S Korea's LG Chem to Up Battery Material Sales by 2030

South Korean petrochemical and battery producer LG Chem plans to raise its battery material sales to 30 trillion won/yr ($22.6bn/yr) in 2030, it said on 16 May.

The firm seeks to become one of the top global battery material manufacturers. This is part of a larger plan to grow its sales of battery materials, eco-friendly materials and innovative new pharmaceutical drugs to 40 trillion won/yr in 2030, which will constitute 57pc of its total sales.

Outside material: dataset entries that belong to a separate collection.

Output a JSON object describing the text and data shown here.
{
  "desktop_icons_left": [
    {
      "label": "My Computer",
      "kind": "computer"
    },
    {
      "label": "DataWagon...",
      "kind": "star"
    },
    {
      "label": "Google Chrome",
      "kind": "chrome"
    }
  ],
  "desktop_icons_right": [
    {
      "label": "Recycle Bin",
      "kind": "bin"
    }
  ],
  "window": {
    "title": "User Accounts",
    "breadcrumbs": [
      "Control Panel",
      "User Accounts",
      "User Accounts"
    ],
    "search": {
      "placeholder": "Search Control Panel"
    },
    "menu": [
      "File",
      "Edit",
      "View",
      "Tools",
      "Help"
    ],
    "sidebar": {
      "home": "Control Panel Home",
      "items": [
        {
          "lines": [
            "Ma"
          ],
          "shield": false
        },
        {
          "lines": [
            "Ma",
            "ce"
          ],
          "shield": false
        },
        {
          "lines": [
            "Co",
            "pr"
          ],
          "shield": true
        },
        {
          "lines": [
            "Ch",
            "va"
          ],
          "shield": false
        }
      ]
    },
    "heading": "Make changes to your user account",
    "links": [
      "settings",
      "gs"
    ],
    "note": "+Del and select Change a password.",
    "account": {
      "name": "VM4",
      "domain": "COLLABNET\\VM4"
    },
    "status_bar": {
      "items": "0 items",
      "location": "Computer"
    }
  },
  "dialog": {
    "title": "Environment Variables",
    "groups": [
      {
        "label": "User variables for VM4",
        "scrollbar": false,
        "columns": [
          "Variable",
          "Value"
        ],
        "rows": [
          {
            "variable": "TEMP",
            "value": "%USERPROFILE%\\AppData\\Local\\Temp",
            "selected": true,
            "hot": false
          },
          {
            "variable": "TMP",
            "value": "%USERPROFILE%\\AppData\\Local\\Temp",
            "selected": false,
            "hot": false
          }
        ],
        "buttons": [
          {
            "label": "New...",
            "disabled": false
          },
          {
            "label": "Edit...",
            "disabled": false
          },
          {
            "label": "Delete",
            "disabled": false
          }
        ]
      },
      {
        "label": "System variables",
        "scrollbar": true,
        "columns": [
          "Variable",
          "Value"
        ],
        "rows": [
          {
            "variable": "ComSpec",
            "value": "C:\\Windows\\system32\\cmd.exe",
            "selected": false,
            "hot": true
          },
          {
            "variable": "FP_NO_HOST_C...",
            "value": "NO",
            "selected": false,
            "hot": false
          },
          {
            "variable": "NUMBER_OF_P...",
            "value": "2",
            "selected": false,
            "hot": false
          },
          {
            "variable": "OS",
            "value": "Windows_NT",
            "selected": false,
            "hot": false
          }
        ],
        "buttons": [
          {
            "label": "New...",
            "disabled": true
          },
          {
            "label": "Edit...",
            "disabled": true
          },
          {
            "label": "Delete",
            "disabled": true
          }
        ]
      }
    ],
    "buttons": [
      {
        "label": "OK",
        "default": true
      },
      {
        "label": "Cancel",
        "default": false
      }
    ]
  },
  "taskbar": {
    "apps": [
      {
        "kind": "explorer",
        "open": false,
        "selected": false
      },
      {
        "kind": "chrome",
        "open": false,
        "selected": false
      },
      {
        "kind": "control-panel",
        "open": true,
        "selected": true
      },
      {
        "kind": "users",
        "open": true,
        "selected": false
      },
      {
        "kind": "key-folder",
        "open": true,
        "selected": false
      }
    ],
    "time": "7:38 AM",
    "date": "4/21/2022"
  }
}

Under this plan, the firm's battery material business grows by more than fivefold to 30 trillion won/yr in 2030 from 4.7 trillion won/yr in 2022.

It is also pursuing growth in value-added battery materials other than its current cathode materials business, such as separators and carbon nanotubes (CNT), given that separators are considered as a battery component under the US' Inflation Reduction Act. Separators are vital in electric vehicles as they separate the positive and negative electrodes of battery, preventing vehicles from catching fire, while CNTs are generally used for heating in vehicles.

The firm said it will explore high-voltage mid-nickel, lithium-iron-phosphate and manganese-rich cathode materials, but will continue to expand the high-nickel side with a focus on pouch and cylindrical batteries. It also looks to mass produce 95pc ultra-high-nickel cathode materials and disclosed its plan to establish a global cathode materials production system for South Korea, China, US, and Europe. It seeks to raise its cathode material production capacity from 120,000t in 2023 to 470,000t in 2028.

LG Chem's subsidiary LG Energy Solution (LGES) in April secured near 30 trillion won worth of high-nickel cathode materials until 2029 from South Korean battery material producer Posco Future M. LGES aims to increase its cathode material production capacity to 271,000 t/yr by 2025 and 610,000 t/yr by 2030.

LG Chem will also actively research and develop new battery materials like pure silicon anode materials and solid-state battery electrolytes, which are vital to producing safe and effective solid-state batteries.

South Korea in April unveiled its plan to invest 20 trillion won to commercialise solid-state batteries, with the help of domestic public and private sectors. LGES will join forces with fellow battery firm SK On and Samsung SDI to build a "mother factory" with cutting-edge processes, and a solid-state battery prototype production plant in South Korea, according to the country's trade and industry ministry.


Read the original article on Argus Media.